ACTIVITY -
Give only the number of lines in the following entries where "JSON" appears.

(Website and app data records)
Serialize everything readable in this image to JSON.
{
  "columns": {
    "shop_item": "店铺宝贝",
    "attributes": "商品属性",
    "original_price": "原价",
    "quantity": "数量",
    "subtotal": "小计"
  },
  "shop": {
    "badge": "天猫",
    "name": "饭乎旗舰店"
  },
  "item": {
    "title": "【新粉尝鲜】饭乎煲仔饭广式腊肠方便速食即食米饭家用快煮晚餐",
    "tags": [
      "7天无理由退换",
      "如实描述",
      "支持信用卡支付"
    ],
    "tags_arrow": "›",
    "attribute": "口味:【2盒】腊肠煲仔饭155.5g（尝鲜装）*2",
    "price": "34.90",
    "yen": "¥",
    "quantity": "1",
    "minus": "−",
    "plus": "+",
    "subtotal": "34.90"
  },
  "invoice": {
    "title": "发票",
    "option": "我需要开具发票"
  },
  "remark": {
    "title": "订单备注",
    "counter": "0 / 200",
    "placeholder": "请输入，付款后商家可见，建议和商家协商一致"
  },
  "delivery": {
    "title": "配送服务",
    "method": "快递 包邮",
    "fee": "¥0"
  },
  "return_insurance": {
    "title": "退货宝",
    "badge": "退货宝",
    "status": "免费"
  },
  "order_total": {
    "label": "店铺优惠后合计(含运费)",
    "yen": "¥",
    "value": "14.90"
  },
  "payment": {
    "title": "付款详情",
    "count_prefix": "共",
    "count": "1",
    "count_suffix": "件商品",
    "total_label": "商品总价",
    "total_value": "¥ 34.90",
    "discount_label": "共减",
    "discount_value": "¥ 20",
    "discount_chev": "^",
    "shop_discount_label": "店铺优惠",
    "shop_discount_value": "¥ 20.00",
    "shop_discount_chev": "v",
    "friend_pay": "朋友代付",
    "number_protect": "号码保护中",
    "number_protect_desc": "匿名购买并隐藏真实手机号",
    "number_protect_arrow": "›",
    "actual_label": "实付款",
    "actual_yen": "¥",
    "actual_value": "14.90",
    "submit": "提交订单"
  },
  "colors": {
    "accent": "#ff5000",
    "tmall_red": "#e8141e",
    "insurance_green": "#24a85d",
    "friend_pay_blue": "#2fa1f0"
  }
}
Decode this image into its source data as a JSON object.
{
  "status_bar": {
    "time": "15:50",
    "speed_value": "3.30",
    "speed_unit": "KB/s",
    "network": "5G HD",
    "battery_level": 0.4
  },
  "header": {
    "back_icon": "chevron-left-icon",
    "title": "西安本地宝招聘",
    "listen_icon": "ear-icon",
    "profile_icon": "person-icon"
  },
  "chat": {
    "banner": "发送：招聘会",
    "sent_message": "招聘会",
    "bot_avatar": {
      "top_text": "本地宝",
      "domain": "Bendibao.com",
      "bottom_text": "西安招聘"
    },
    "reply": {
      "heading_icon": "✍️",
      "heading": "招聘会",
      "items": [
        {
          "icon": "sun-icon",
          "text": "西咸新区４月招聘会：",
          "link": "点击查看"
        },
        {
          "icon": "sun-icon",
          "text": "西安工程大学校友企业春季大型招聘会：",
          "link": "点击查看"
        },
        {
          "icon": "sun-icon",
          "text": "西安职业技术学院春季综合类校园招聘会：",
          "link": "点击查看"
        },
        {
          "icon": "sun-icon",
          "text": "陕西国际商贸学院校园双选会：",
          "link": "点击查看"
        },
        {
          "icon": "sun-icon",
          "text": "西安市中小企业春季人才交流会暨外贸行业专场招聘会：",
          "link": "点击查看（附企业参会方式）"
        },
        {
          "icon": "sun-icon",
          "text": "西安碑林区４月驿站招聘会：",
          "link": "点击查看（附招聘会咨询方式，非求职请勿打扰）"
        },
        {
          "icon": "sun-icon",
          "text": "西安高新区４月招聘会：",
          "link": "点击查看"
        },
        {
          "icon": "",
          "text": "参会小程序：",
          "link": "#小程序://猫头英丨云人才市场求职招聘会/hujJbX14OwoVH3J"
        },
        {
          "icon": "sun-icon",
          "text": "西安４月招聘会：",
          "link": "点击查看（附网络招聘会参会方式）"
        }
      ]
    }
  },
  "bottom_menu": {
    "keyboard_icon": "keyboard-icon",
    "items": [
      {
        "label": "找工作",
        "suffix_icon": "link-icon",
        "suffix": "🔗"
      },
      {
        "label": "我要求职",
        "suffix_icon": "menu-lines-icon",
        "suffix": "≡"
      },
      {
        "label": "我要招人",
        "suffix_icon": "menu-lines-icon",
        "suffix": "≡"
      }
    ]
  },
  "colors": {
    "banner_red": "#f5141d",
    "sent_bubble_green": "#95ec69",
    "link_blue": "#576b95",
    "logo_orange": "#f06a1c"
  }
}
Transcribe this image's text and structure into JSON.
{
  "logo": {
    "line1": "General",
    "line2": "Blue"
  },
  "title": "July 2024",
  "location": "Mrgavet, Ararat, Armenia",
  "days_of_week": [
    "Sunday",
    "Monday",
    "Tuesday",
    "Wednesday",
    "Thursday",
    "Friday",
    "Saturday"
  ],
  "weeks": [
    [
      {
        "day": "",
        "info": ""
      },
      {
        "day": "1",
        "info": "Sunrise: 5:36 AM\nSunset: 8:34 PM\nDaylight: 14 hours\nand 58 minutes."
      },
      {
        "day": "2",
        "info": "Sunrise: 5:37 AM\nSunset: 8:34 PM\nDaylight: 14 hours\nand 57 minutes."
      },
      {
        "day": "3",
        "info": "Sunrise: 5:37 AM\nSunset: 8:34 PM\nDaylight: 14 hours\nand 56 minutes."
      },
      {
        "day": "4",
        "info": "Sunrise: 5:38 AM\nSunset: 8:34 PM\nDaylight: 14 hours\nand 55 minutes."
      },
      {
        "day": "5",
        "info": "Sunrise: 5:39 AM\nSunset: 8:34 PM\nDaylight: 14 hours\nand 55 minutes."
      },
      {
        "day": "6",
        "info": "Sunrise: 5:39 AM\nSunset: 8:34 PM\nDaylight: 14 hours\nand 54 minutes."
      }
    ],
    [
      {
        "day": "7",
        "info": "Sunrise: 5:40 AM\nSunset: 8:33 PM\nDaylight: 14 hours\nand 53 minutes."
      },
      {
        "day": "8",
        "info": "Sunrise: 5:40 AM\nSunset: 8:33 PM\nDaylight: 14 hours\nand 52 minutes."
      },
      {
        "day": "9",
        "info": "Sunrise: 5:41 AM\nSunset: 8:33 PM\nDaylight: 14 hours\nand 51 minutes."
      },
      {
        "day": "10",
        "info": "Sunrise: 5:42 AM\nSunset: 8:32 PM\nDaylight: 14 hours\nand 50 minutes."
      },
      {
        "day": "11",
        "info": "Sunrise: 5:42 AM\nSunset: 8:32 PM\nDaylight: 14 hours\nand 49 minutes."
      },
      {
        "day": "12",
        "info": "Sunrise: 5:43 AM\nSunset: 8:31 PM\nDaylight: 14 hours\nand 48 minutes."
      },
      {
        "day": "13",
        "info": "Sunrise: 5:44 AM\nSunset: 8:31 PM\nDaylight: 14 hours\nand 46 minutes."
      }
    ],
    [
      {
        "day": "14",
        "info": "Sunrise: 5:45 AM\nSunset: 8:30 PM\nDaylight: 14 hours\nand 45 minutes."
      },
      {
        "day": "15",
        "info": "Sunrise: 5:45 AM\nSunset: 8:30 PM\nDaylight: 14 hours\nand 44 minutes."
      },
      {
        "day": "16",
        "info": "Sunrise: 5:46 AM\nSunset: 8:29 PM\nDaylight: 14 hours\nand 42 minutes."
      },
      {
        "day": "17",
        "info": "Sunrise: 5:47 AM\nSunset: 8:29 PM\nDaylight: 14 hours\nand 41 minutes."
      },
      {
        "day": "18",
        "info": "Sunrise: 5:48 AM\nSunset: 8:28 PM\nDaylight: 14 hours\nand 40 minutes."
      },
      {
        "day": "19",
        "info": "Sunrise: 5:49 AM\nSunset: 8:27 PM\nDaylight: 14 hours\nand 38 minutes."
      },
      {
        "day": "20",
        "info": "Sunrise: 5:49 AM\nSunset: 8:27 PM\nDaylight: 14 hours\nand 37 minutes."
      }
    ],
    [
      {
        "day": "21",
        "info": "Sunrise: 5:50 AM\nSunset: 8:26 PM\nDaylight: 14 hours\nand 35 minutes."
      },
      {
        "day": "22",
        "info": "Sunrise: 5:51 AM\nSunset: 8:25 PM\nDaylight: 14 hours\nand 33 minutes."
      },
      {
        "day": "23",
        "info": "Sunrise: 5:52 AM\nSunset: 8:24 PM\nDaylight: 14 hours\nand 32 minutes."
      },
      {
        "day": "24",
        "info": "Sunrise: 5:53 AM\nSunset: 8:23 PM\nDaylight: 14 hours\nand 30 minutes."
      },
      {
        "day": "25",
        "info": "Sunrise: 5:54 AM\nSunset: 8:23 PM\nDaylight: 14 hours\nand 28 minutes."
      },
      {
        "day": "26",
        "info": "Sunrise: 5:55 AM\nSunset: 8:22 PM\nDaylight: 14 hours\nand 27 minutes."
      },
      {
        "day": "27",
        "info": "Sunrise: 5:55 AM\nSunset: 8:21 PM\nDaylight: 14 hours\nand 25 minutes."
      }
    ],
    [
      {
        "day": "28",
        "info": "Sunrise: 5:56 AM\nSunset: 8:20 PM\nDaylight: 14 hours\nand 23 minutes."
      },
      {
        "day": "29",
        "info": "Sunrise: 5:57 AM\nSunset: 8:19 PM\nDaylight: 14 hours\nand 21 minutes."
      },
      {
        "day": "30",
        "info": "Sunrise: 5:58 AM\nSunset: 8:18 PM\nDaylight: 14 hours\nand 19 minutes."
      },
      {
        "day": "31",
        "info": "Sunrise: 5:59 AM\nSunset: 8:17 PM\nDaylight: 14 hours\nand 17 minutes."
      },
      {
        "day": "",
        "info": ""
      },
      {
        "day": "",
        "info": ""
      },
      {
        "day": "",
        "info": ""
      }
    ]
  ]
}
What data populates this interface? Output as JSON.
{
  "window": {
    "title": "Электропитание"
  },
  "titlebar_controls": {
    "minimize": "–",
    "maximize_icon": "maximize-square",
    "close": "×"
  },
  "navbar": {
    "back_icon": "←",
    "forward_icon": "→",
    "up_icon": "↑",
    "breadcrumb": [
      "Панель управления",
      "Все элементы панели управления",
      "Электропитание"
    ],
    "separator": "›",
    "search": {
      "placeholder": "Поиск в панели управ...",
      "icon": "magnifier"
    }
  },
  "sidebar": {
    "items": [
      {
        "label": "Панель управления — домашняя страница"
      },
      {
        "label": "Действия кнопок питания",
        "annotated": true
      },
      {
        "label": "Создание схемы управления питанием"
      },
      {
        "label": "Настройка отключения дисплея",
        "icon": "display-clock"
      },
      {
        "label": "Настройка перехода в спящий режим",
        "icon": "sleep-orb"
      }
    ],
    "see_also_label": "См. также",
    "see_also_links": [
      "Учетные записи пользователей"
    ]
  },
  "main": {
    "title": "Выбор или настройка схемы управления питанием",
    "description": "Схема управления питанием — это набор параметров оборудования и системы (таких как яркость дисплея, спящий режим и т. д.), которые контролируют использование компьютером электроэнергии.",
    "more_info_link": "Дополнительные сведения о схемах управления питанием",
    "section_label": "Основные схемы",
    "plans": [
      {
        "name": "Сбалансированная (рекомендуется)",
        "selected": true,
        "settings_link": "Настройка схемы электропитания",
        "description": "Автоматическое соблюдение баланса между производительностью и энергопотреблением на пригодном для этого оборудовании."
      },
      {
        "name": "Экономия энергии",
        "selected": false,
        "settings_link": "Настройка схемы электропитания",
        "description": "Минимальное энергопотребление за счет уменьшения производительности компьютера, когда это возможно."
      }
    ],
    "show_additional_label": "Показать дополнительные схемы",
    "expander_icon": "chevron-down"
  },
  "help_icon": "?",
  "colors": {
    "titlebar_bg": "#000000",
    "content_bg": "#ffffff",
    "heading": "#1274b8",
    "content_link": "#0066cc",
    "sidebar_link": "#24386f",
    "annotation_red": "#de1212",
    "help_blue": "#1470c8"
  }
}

ANSWER SPACE -
4